Scientific classification
T. pratensis
Binomial name
Tragopogon pratensis
Tragopogon pratense 2004-05-30 JOF.JPG

Tragopogon pratensis (common names Jack-go-to-bed-at-noon,[1] meadow salsify, showy goat's-beard or meadow goat's-beard) is a biennial plant in the family Asteraceae, distributed across Europe and North America, commonly growing in fields (hence its name) and on roadsides. It is found in North America from southern Ontario to Massachusetts; most of England; on the eastern and southern edges of Scotland; and central Ireland but not the coastal edges.

It flowers between June and October and its flowers have a diameter of 3–5 cm. The root and buds are edible, and it has a milky latex.


It grows 30 to 100 cm tall.

It differs from viper's-grass (Scorzonera humilis) in that Viper's-grass has short, pale green bracts, whereas in Goat's-beard they are long and pointed.

The lower leaves are 10 to 30 cm long, lanceolate, keeled lengthwise, grey-green, pointed, hairless, with a white midrib. The upper leaves are shorter and more erect. It is the only United Kingdom dandelion type flower with grass like leaves.[2]

The flower heads are 5 cm wide.

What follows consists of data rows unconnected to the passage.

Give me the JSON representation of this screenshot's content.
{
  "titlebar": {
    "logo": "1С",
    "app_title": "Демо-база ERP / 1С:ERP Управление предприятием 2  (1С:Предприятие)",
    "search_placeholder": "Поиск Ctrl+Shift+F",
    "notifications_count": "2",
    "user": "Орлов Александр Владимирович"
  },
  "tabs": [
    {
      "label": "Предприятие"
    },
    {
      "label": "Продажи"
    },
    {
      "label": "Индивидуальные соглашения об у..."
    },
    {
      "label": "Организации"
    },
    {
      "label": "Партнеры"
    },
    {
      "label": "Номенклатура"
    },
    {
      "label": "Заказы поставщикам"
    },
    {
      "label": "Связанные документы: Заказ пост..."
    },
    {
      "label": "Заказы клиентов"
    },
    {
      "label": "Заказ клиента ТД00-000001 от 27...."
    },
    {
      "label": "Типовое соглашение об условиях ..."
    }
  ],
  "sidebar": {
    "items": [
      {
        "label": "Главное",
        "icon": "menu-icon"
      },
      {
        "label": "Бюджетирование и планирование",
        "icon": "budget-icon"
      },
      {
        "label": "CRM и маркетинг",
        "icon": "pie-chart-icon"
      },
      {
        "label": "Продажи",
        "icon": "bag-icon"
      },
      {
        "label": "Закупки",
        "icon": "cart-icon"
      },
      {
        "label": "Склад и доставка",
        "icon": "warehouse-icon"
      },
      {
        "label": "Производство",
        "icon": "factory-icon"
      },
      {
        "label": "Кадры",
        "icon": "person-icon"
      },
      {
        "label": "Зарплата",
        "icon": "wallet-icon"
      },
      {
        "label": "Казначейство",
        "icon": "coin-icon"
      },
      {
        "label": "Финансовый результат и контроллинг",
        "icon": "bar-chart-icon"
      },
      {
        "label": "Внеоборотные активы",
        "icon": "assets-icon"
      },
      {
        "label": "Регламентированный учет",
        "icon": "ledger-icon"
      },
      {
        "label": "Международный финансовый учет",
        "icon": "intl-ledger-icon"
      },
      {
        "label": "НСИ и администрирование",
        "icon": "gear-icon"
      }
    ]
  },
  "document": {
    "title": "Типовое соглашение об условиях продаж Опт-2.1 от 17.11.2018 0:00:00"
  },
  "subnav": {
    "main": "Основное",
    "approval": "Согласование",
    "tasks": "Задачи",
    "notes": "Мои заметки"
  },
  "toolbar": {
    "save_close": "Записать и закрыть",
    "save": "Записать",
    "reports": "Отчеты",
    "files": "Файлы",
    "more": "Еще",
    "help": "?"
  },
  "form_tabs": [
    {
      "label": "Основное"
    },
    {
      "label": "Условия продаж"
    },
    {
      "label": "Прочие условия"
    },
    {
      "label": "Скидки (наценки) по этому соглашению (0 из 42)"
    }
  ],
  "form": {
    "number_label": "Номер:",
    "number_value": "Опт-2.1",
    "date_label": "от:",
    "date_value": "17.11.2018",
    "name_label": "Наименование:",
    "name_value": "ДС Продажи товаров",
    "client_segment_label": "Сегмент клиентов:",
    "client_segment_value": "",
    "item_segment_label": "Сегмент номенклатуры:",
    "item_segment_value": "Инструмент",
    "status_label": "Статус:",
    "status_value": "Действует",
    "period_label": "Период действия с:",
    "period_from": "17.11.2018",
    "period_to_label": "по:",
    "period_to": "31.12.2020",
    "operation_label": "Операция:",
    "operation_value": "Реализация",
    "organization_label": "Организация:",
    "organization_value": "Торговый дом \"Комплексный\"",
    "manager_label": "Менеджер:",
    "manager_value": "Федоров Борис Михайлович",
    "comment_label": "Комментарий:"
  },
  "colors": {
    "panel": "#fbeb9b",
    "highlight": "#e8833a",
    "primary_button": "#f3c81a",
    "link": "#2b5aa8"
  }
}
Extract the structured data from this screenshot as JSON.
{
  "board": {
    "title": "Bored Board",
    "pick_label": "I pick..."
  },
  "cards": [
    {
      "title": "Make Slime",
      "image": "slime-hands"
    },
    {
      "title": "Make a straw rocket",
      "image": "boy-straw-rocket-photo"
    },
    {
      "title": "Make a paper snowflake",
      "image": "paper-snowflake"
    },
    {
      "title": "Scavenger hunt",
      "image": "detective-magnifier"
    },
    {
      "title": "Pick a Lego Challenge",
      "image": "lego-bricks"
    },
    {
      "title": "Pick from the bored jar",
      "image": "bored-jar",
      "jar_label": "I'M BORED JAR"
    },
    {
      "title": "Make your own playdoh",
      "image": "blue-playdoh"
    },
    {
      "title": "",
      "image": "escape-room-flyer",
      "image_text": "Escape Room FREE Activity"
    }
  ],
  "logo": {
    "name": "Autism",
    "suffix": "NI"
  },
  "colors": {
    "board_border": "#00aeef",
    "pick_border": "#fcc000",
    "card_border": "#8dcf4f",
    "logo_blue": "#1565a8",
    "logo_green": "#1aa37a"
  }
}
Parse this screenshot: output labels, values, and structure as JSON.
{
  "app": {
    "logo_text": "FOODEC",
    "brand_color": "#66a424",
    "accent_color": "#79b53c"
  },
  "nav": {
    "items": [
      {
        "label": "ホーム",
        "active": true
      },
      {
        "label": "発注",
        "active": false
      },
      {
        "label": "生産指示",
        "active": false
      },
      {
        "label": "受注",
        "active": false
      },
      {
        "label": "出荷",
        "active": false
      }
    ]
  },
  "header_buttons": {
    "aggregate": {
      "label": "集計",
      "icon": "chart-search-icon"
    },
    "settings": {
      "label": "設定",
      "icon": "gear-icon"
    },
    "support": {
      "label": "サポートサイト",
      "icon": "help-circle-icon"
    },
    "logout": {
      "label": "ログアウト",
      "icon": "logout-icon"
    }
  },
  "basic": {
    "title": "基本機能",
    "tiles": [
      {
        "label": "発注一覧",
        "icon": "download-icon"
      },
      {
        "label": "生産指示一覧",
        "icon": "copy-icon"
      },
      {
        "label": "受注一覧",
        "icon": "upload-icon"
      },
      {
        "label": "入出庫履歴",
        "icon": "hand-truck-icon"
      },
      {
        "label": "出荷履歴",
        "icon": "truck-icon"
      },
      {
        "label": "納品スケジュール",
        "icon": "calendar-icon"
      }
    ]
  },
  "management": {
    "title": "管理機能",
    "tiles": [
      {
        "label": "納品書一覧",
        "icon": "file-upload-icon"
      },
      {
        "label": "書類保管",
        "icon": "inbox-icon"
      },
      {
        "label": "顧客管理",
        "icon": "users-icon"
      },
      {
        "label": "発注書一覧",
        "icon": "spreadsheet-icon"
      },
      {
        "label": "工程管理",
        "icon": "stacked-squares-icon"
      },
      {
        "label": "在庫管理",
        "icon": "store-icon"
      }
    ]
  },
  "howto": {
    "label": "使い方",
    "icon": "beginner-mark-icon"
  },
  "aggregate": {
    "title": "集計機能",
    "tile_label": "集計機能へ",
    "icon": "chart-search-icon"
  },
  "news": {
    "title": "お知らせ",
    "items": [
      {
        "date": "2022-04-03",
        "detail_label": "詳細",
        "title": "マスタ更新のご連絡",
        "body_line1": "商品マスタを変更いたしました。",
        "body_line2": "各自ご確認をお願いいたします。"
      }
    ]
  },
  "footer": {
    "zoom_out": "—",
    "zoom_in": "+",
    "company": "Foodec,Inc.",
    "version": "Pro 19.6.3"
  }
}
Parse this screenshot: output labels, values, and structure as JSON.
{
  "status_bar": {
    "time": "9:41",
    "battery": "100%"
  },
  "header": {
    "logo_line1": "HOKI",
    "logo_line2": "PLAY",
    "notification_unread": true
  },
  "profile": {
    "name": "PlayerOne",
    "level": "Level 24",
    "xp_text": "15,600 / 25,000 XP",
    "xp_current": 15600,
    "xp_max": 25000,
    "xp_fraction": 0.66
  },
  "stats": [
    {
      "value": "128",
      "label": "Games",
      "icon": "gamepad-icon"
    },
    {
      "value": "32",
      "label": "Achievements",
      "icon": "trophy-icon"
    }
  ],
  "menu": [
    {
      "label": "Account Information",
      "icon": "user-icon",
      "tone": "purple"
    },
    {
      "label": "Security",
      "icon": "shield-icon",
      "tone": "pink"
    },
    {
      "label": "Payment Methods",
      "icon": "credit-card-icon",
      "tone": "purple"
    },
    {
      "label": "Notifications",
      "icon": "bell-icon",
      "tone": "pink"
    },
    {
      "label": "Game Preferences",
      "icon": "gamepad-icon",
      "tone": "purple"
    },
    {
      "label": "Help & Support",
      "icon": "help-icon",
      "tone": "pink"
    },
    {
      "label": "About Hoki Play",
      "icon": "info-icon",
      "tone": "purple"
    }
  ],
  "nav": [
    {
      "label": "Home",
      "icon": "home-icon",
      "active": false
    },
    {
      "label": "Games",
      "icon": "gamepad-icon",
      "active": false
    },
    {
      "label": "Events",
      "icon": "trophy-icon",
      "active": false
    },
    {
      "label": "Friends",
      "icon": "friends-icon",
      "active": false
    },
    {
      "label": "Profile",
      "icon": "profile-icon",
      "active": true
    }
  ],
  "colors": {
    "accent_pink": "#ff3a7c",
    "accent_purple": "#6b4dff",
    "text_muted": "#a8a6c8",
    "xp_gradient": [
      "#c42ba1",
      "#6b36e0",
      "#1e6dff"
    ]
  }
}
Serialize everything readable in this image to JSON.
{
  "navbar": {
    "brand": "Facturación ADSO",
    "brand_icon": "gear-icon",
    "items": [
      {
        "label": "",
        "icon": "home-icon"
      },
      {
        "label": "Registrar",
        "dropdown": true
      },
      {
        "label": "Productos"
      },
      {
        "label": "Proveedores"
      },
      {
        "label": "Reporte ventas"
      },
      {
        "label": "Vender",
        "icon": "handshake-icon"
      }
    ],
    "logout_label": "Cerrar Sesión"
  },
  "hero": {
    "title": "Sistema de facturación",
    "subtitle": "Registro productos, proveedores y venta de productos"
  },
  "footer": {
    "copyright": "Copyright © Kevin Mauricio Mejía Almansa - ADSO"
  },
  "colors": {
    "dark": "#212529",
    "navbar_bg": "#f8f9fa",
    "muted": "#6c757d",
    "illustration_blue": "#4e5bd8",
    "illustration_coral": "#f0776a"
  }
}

They only open in the morning sunshine, hence the name 'Jack go to bed at noon'.

The achenes are rough, long beaked pappus radiating outwards interwoven like a spider's web of fine white side hairs (referred to as a "Blowball").[3]


Young shoots and roots of meadow salsify can be used in diabetic salads.

In Armenia, rural kids make bubble gum from the juice of meadow salsify. For this purpose, when milky juice is released from the torn stems it is collected on the walls of a glass and dried.


  1. ^ "Tragopogon pratensis". Natural Resources Conservation Service PLANTS Database. USDA. Retrieved 14 December 2015.
  2. ^ Blamey, Fitter, Fitter, Marjorie, Richard, Alistair (2003). Wild Flowers of Britain and Ireland. A & C Black - London. pp. 294–295. ISBN 0-7136-5944-0.CS1 maint: multiple names: authors list (link)
  3. ^ Rose, Francis (1981). The Wild Flower Key. Frederick Warne & Co. pp. 390–391. ISBN 0-7232-2419-6.